## Exercise directions
Would you please copy each line below that includes the string "bill"?

## Supplied material
================

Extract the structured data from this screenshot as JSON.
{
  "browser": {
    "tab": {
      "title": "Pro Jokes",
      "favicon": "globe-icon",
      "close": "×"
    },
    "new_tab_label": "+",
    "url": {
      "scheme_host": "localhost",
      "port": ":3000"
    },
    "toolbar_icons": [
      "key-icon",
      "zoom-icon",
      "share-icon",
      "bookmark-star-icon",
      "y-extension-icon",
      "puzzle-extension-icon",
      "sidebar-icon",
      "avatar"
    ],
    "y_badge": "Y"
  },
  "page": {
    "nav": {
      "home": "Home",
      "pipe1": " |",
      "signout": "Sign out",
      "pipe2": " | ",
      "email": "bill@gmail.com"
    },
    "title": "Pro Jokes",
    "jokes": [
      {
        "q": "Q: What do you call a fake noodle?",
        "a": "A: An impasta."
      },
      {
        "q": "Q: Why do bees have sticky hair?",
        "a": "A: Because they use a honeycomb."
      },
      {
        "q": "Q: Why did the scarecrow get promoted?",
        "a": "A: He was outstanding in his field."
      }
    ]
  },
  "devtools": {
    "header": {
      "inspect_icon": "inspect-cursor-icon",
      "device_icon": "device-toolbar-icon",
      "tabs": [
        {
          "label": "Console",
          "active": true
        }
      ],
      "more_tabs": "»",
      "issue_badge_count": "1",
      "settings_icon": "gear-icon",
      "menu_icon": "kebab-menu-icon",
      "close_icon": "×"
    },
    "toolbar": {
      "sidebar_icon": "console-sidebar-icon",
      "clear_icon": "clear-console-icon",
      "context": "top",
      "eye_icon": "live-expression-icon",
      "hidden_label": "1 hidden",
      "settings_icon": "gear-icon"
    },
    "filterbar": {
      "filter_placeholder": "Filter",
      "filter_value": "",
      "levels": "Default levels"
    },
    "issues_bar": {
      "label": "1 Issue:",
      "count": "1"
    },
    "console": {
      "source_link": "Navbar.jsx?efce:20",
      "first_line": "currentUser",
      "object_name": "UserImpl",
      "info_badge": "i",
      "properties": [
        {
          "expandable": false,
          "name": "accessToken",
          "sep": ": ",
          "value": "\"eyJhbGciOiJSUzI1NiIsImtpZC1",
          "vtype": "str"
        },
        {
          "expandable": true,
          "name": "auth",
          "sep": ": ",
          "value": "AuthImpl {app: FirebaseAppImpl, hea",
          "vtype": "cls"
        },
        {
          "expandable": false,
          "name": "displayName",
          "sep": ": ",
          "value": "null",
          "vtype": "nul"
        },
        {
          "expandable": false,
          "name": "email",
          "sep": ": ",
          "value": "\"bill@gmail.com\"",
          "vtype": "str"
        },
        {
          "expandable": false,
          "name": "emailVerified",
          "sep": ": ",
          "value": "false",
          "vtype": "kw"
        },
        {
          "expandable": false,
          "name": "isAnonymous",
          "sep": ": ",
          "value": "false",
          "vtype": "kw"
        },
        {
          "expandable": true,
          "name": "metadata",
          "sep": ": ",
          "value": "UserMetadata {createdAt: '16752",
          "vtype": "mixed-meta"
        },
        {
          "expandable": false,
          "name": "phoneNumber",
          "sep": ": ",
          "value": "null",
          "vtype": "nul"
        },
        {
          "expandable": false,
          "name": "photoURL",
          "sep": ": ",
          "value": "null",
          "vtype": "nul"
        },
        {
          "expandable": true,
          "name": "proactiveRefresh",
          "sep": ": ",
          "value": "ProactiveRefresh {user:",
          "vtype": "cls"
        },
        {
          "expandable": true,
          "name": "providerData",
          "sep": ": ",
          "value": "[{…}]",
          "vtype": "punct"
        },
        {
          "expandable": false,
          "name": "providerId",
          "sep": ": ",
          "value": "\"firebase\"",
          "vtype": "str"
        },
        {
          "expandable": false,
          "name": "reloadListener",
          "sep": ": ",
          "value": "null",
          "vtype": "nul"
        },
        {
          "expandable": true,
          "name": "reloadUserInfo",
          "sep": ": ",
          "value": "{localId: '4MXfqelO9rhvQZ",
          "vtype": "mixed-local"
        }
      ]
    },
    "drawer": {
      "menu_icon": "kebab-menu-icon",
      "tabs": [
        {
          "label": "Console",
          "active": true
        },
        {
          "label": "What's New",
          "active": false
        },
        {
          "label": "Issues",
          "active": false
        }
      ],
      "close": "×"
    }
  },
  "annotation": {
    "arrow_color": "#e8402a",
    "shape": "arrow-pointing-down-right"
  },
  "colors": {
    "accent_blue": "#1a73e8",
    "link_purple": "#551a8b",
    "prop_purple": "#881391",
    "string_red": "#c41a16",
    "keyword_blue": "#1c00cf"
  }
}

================

## Solution for this task
      "email": "bill@gmail.com"
          "value": "\"bill@gmail.com\"",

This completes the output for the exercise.